One recent advance that I have found particularly exciting is the use of the femtosecond laser in cataract surgery. The evolution of the laser platforms in recent years has resulted in a safer and more precise procedure, decreasing the incidence of complications and increasing its reproducibility. Over the past 2 years, I have been very involved with femtosecond laser cataract surgery, and it has been interesting to see how the technology can benefit patients, from those with mild cataracts to those with challenging conditions.
Another exciting advance concerns multifocality. So many of our patients want to be independent from glasses after phacoemulsification. Recently, we received approval in Brazil to use trifocal lenses and extended depth of focus lenses in addition to some new multifocal IOLs.
With regard to advances in the pipeline, I am very interested in the intracameral devices that have been developed to make automatic capsulotomies even faster than the femtosecond laser. Although the intracameral devices do not perform corneal incisions and phaco fragmentation, I believe there is surgical utility for both the femtosecond laser and these new technologies, as they can easily be used in patients who do not dilate well.
7.What is the focus of some of your research?
Currently, the focus of my research is laser cataract surgery, congenital cataracts, and new imaging devices that are used in the preoperative planning of cataract surgery.
8.What is a typical day in your life? What keeps you busy, fulfilled, and passionate?
A typical day in my life starts with my alarm clock going off at 5:50 AM. By 7 AM, I am at the hospital, ready to start operating. Surgeries last the entire morning, and I have lunch at the hospital, usually discussing administrative issues with my father and our team. In the afternoon, I have clinic, which ends around 6:30 or 7 PM. I exercise for an hour and then go home. After dinner, I usually take some time to prepare lectures or work on papers and my research projects.
Sharing my time between ophthalmology and administrative matters of the Altino Ventura Foundation and the HOPE Eye Hospital; surgery, clinic, and research; and adult cataract patients, congenital cataract patients, and refractive surgery patients keep me busy. The dynamism of the activities in which I am involved and the results I see in my patients make me passionate about what I do.

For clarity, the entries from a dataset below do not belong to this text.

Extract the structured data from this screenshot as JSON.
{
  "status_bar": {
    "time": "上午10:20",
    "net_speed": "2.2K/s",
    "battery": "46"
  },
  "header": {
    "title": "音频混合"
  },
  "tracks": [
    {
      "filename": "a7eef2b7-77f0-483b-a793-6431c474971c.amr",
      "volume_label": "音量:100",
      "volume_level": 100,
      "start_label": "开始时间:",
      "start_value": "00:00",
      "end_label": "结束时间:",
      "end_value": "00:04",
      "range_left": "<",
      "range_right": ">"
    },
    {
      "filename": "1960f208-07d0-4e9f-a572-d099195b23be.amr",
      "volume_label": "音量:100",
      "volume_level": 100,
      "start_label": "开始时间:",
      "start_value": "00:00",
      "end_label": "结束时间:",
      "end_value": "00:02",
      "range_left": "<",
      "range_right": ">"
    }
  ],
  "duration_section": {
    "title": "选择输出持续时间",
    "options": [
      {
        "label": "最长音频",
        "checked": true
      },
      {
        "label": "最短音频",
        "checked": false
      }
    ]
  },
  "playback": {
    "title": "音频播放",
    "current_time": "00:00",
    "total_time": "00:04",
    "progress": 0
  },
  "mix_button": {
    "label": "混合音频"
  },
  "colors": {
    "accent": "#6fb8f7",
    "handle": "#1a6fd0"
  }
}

9.What advice can you offer to individuals who are just now choosing their career paths after finishing residency or fellowship?
My advice would be: Shape your careers so that you can achieve your definition of success. This definition will and should be very personal. Thus, you must first determine exactly what scenario in your future would make you feel successful and then focus on making the choices throughout your career that will enable you to achieve that.
10.Tell us about an innovative procedure you are performing or a new imaging/diagnostic tool that has improved your practice.
The femtosecond laser in cataract surgery has improved my practice. The HOPE Eye Hospital was one of the first hospitals in Brazil to implement laser cataract surgery, so I have been using the LenSx laser (Alcon) since I returned from Houston. I use it routinely to perform relaxing incisions in patients with corneal astigmatism that is not significant enough for toric or multifocal toric IOLs but that would negatively affect vision if left untouched. I am always amazed at how efficient the laser is in fragmenting even brunescent nuclei, significantly decreasing the ultrasound energy spent in their emulsification and transforming these potentially harder cases into a routine scenario.
In one recent case of a brunescent cataract, the nucleus was so dense that the retinal OCT was unable to image the patient’s macula. Intraoperatively, the laser’s OCT was able to image the nucleus, and the laser effectively fragmentated it. Furthermore, in patients with lens subluxation or posterior polar cataracts, the laser’s real-time intraoperative OCT imaging enables a personalized approach for capsulotomy creation and phaco fragmentation.